§ **The task**
All of the entries need to be copied character for character.

§ **Provided data**
▽

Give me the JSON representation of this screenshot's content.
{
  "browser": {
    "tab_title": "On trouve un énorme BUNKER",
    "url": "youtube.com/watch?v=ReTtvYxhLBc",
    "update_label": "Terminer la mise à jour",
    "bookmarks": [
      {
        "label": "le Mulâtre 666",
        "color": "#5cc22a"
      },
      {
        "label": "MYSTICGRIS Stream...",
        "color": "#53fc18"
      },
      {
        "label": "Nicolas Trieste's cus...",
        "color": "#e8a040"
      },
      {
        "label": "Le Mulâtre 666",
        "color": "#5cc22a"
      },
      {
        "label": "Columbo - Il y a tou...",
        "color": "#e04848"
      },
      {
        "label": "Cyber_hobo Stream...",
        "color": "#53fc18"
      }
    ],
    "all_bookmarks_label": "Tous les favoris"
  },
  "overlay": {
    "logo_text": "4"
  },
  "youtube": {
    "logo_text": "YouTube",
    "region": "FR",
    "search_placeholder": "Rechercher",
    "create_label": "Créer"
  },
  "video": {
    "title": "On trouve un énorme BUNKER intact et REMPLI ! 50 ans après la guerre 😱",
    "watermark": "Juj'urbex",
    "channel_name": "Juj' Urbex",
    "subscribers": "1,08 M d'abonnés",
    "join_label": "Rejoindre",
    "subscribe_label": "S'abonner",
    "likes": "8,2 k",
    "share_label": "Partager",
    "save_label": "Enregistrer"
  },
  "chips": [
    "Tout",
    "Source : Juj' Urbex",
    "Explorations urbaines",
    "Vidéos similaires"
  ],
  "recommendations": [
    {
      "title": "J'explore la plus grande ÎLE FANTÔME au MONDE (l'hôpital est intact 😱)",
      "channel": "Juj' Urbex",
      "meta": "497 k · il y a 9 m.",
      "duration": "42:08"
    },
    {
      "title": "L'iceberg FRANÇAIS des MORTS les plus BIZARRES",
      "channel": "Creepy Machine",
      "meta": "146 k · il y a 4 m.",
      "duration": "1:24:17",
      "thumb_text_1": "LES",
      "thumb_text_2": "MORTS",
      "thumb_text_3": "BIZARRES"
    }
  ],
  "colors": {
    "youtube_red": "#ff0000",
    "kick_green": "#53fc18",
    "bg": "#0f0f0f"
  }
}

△

§ **Output below**
Give me the JSON representation of this screenshot's content.
{
  "browser": {
    "tab_title": "On trouve un énorme BUNKER",
    "url": "youtube.com/watch?v=ReTtvYxhLBc",
    "update_label": "Terminer la mise à jour",
    "bookmarks": [
      {
        "label": "le Mulâtre 666",
        "color": "#5cc22a"
      },
      {
        "label": "MYSTICGRIS Stream...",
        "color": "#53fc18"
      },
      {
        "label": "Nicolas Trieste's cus...",
        "color": "#e8a040"
      },
      {
        "label": "Le Mulâtre 666",
        "color": "#5cc22a"
      },
      {
        "label": "Columbo - Il y a tou...",
        "color": "#e04848"
      },
      {
        "label": "Cyber_hobo Stream...",
        "color": "#53fc18"
      }
    ],
    "all_bookmarks_label": "Tous les favoris"
  },
  "overlay": {
    "logo_text": "4"
  },
  "youtube": {
    "logo_text": "YouTube",
    "region": "FR",
    "search_placeholder": "Rechercher",
    "create_label": "Créer"
  },
  "video": {
    "title": "On trouve un énorme BUNKER intact et REMPLI ! 50 ans après la guerre 😱",
    "watermark": "Juj'urbex",
    "channel_name": "Juj' Urbex",
    "subscribers": "1,08 M d'abonnés",
    "join_label": "Rejoindre",
    "subscribe_label": "S'abonner",
    "likes": "8,2 k",
    "share_label": "Partager",
    "save_label": "Enregistrer"
  },
  "chips": [
    "Tout",
    "Source : Juj' Urbex",
    "Explorations urbaines",
    "Vidéos similaires"
  ],
  "recommendations": [
    {
      "title": "J'explore la plus grande ÎLE FANTÔME au MONDE (l'hôpital est intact 😱)",
      "channel": "Juj' Urbex",
      "meta": "497 k · il y a 9 m.",
      "duration": "42:08"
    },
    {
      "title": "L'iceberg FRANÇAIS des MORTS les plus BIZARRES",
      "channel": "Creepy Machine",
      "meta": "146 k · il y a 4 m.",
      "duration": "1:24:17",
      "thumb_text_1": "LES",
      "thumb_text_2": "MORTS",
      "thumb_text_3": "BIZARRES"
    }
  ],
  "colors": {
    "youtube_red": "#ff0000",
    "kick_green": "#53fc18",
    "bg": "#0f0f0f"
  }
}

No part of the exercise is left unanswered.